On April 3, 1974, the SLA released a “communiqué” tape on which Patricia Hearst pledged to “stay and fight” in alliance with her captors. She also announced that she had adopted the name “Tania”—for Tania Burke, Che Guevara‘s lover. Twelve days later, Miss Hearst helped the SLA rob $10,000 from a Hibernia Bank in San Francisco. Characterizing the theft as an “expropriation,” Hearst said in a subsequent tape recording that “the difference between a criminal act and a revolutionary act is what the money is used for.” In yet anothercommuniqué, Hearst referred to her biological family as the “pig Hearsts,” and to Steven Weed, her fiancé, as “an ageist, sexist pig.”
On May 16, 1974, SLA members William and Emily Harris were spotted shoplifting at a Los Angeles sporting goods store. To help them escape, Hearst, from the window of a van that was parked outside, fired 27 bullets at the store with a submachine gun and a carbine. The next day, six SLA members—Angela Atwood, Donald DeFreeze, Camilla Hall, Nancy Ling Perry, Patricia Soltysik, and William Wolfe—were killed in a two-hour shootout with police at their hideout in South Central Los Angeles. The Harrises and Patricia Hearst watched the deadly events unfold from a motel-room television in Los Angeles.
Soon thereafter, Kathleen Soliah, who had been a friend of the slain Angela Atwood, held a memorial rally for the SLA members who she said had been “murdered” by police.
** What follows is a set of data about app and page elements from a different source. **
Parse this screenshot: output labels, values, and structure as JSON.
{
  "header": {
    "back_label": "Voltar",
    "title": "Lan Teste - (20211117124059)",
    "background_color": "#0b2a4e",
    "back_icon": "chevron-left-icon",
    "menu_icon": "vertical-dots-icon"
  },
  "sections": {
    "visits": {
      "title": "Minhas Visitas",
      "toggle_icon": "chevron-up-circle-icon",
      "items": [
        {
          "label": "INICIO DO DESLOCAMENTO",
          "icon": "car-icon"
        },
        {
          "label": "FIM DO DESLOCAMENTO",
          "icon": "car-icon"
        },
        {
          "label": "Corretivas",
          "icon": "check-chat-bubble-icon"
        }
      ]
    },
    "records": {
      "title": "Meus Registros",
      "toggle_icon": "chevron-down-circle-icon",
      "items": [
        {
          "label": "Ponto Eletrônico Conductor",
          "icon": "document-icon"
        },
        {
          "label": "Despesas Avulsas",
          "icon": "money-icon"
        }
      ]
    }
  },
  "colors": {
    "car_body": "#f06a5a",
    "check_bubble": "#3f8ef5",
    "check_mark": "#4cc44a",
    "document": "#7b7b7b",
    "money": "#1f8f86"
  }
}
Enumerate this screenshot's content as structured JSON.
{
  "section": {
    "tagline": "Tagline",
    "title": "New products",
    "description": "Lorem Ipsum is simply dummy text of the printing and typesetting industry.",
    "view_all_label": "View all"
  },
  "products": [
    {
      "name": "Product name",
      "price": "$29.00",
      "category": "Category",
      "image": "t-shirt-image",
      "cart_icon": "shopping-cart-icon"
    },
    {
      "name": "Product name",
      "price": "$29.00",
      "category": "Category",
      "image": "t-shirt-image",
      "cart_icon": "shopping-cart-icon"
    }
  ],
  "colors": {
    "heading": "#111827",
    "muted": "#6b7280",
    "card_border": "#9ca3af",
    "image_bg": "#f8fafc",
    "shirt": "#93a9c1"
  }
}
On June 7, Hearst and the Harrises sent the media a recorded eulogy in honor of their dead comrades. Hearst, for her part, proclaimed her love for Willie Wolfe and vowed that the SLA would not be deterred from its revolutionary mission. The group remained in hiding, however, while the famed radical attorneyLeonard Weinglass represented the parents of the late “victims.”
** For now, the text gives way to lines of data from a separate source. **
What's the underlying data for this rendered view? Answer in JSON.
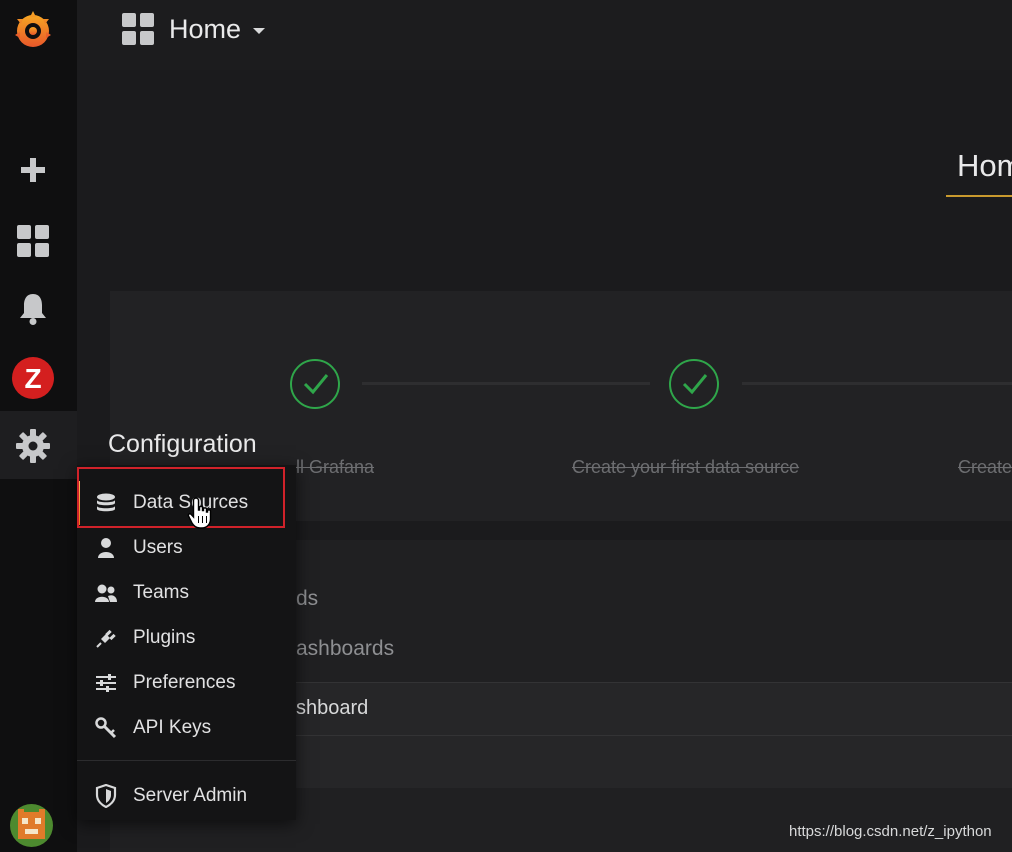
{
  "header": {
    "dashboard_title": "Home"
  },
  "sidebar": {
    "icons": [
      "grafana-logo-icon",
      "plus-icon",
      "apps-icon",
      "bell-icon",
      "zabbix-icon",
      "gear-icon",
      "avatar"
    ],
    "zabbix_letter": "Z"
  },
  "main": {
    "home_heading": "Hom",
    "steps": [
      {
        "label": "Install Grafana",
        "visible_text": "ll Grafana",
        "done": true
      },
      {
        "label": "Create your first data source",
        "visible_text": "Create your first data source",
        "done": true
      },
      {
        "label": "Create",
        "visible_text": "Create",
        "done": false
      }
    ],
    "list_fragments": [
      "ds",
      "ashboards",
      "shboard"
    ]
  },
  "config_menu": {
    "title": "Configuration",
    "items": [
      {
        "label": "Data Sources",
        "icon": "database-icon",
        "active": true
      },
      {
        "label": "Users",
        "icon": "user-icon"
      },
      {
        "label": "Teams",
        "icon": "users-icon"
      },
      {
        "label": "Plugins",
        "icon": "plug-icon"
      },
      {
        "label": "Preferences",
        "icon": "sliders-icon"
      },
      {
        "label": "API Keys",
        "icon": "key-icon"
      }
    ],
    "server_admin": {
      "label": "Server Admin",
      "icon": "shield-icon"
    }
  },
  "watermark": "https://blog.csdn.net/z_ipython",
  "colors": {
    "accent": "#eb7b18",
    "success": "#2fa64a",
    "highlight": "#d0222a",
    "underline": "#c99a2e"
  }
}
On April 21, 1975, four SLA members—Emily Harris, Kathleen Soliah, Michael Bortin, and James Kilgore—held up the Crocker Bank in Carmichael, California. William Harris and Steven Soliah served as their lookouts, while Patricia Hearst and Wendy Yoshimura drove the getaway cars. During the robbery, Emily Harris shot and killed a 42-year-old bystander named Myrna Opsahl, who was a church secretary and the mother of four children. Reflecting later on Opsahl’s death, the gunwomansaid: “Oh, she’s dead, but it doesn’t really matter. She was a bourgeois pig anyway. Her husband is a doctor.”
In August 1975 the Los Angeles Police Department found unexploded pipe bombs beneath two of its patrol cars, and evidence indicated that Kathleen Soliah and James Kilgore were responsible. Their whereabouts remained unknown, however. (By this time, they had split up and were no longer a couple.)
In a March 1976 trial in which she was represented by defense attorney F. Lee Bailey, Miss Hearst accusedthe SLA of brainwashing her, raping her, and forcing her to make the tape recordings that had been distributed to the media. She was found guilty of armed bank robbery and was sentenced to seven years in prison. At this point, the SLA was essentially moribund. Hearst served just 22 months behind bars, before her sentence was commuted in 1979 by President Jimmy Carter.
For additional details about various SLA members, see the individual profiles of Angela Atwood, Mike Bortin, Donald DeFreeze, Camilla Hall, Emily Harris, William Harris, Patricia Hearst, James Kilgore, Russell Little, Nancy Ling Perry, Joe Remiro, Kathleen Soliah, Patricia “Mizmoon” Soltysik, William Wolfe, and Wendy Yoshimura.